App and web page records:
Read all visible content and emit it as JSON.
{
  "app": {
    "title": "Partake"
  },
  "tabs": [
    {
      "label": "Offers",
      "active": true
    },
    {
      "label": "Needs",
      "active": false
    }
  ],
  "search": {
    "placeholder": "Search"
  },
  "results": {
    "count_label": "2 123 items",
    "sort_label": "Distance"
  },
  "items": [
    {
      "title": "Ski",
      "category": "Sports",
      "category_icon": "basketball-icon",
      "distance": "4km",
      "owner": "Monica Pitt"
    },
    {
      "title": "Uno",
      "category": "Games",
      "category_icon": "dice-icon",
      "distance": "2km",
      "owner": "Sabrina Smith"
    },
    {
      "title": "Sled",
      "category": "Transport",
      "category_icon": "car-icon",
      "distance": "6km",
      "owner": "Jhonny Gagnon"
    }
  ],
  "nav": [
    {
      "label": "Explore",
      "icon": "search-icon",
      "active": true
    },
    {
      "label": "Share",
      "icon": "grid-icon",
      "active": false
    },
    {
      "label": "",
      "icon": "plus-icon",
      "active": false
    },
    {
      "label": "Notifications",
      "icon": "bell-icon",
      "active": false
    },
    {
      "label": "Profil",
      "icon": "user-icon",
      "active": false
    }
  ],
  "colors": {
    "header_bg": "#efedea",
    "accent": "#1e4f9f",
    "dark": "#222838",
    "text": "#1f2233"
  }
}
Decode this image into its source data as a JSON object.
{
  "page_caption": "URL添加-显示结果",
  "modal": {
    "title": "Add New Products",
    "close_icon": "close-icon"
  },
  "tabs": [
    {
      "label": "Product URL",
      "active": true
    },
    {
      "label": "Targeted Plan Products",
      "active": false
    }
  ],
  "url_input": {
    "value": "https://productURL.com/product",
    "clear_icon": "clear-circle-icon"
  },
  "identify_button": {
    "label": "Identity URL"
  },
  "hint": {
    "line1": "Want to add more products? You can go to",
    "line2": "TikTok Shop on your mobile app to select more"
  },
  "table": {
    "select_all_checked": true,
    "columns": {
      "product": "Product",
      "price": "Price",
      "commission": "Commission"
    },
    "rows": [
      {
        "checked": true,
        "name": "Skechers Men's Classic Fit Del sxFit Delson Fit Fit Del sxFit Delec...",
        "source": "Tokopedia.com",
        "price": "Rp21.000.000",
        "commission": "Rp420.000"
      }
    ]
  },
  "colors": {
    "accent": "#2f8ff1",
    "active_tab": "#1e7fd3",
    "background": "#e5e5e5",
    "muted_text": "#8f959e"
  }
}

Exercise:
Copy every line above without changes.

Reply to the exercise:
Read all visible content and emit it as JSON.
{
  "app": {
    "title": "Partake"
  },
  "tabs": [
    {
      "label": "Offers",
      "active": true
    },
    {
      "label": "Needs",
      "active": false
    }
  ],
  "search": {
    "placeholder": "Search"
  },
  "results": {
    "count_label": "2 123 items",
    "sort_label": "Distance"
  },
  "items": [
    {
      "title": "Ski",
      "category": "Sports",
      "category_icon": "basketball-icon",
      "distance": "4km",
      "owner": "Monica Pitt"
    },
    {
      "title": "Uno",
      "category": "Games",
      "category_icon": "dice-icon",
      "distance": "2km",
      "owner": "Sabrina Smith"
    },
    {
      "title": "Sled",
      "category": "Transport",
      "category_icon": "car-icon",
      "distance": "6km",
      "owner": "Jhonny Gagnon"
    }
  ],
  "nav": [
    {
      "label": "Explore",
      "icon": "search-icon",
      "active": true
    },
    {
      "label": "Share",
      "icon": "grid-icon",
      "active": false
    },
    {
      "label": "",
      "icon": "plus-icon",
      "active": false
    },
    {
      "label": "Notifications",
      "icon": "bell-icon",
      "active": false
    },
    {
      "label": "Profil",
      "icon": "user-icon",
      "active": false
    }
  ],
  "colors": {
    "header_bg": "#efedea",
    "accent": "#1e4f9f",
    "dark": "#222838",
    "text": "#1f2233"
  }
}
Decode this image into its source data as a JSON object.
{
  "page_caption": "URL添加-显示结果",
  "modal": {
    "title": "Add New Products",
    "close_icon": "close-icon"
  },
  "tabs": [
    {
      "label": "Product URL",
      "active": true
    },
    {
      "label": "Targeted Plan Products",
      "active": false
    }
  ],
  "url_input": {
    "value": "https://productURL.com/product",
    "clear_icon": "clear-circle-icon"
  },
  "identify_button": {
    "label": "Identity URL"
  },
  "hint": {
    "line1": "Want to add more products? You can go to",
    "line2": "TikTok Shop on your mobile app to select more"
  },
  "table": {
    "select_all_checked": true,
    "columns": {
      "product": "Product",
      "price": "Price",
      "commission": "Commission"
    },
    "rows": [
      {
        "checked": true,
        "name": "Skechers Men's Classic Fit Del sxFit Delson Fit Fit Del sxFit Delec...",
        "source": "Tokopedia.com",
        "price": "Rp21.000.000",
        "commission": "Rp420.000"
      }
    ]
  },
  "colors": {
    "accent": "#2f8ff1",
    "active_tab": "#1e7fd3",
    "background": "#e5e5e5",
    "muted_text": "#8f959e"
  }
}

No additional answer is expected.